Thinking : Innovation, organisations

The Innovative Organisation

  • Innovation is a vital component for the survival of many companies.
  • Innovation should start with senior staff, who should take ownership of problems.
  • All staff should be involved in the culture of innovation.
  • Changes in business culture such as the elimination of blame can take a long time. Such changes need to be implemented from the top down.
  • In many companies, the natural response to problems is to find out who was responsible so that blame and subsequent punishment can be organised. This sort of culture usually leads to the suppression of ideas and individual or group flare. Changing a culture of blame is a long term commitment.
  • Organisations can often be affected by national or international regulations. These can affect the need to innovate.

Do you believe that opening doors to the ideas of other companies is of value?

"What I am always very keen to do is to learn of the strategic framework for the future both technology and markets that others are identifying share them with our own people and say ‘How does that tie in?’ , ‘Do their perceptions share with ours?’ Because we all benefit from hearing from other people telling us about the world now and in the future, and trying to relate it to ourselves."

Mike Lawton - Director (Retired), TDS CAD Graphics

Can you identify any particular factors that would help support innovation within a company?

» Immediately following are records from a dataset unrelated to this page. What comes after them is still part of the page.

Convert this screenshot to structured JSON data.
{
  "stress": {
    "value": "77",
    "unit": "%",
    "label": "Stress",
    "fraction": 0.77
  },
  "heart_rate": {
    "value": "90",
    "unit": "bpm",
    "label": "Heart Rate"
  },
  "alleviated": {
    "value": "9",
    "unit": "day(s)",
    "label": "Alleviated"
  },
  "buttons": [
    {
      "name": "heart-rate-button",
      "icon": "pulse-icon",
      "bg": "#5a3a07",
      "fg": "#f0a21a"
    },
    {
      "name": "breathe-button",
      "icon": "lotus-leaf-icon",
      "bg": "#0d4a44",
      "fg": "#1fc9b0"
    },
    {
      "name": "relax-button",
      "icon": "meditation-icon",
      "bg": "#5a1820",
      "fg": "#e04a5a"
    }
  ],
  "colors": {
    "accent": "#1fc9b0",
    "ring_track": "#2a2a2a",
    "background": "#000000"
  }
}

"I think a key factor for a small company is having just about everybody in it aware of the company’s need to make progress, aware of the rate of obsolescence in technology which demands new products on ever tighter timescales. So I think a general factor is people knowing that no-one owes a living and we have to be creative to thrive and I think perhaps other factors are to encourage those people with the professional skills to do things like pattern searches, attend conferences, attend seminars very much with an idea of networking in order to have the right mindset for innovation."

Mike Lawton - Director (Retired), TDS CAD Graphics

Do you believe that innovation can truly be managed?

"I’m not totally sure that we can manage it in the sense of a manual of how to do it. What I am sure of is that you can do a number of actions and plans and communications sessions which are consciously intended to create a climate of innovation to which others will then contribute."

Mike Lawton - Director (Retired), TDS CAD Graphics

"It’s about management behaviour. It’s about what you say, it’s about how you act and as with all of these values it’s about how you change over time. You don’t change from the previous animal that you were overnight but you got to be constantly saying to yourself ‘Have I moved out of that box, am I 30% more into the other box’, and gradually you do look to demonstrate that you don’t act as you did maybe 10 years ago as often and you’ll be around to talk to people, to encourage them to try things differently and react professionally and in a more modern way when issues do go out of control. If your first instinct when somebody tells you that we scrapped something in the machine shop is ‘Who is he and is he still working here?’ then it’s not conducive to an innovative environment. So we have to challenge that approach. Obviously you’ve got to be careful with that approach so it doesn’t take you into a complacent couldn’t care less issue around your quality targets. But has to be one that gives freedom to people to try new ideas and to be comfortable and confident that they’ll get support when they do."

Neil McKay - Operations Director Aerostructures, British Aerospace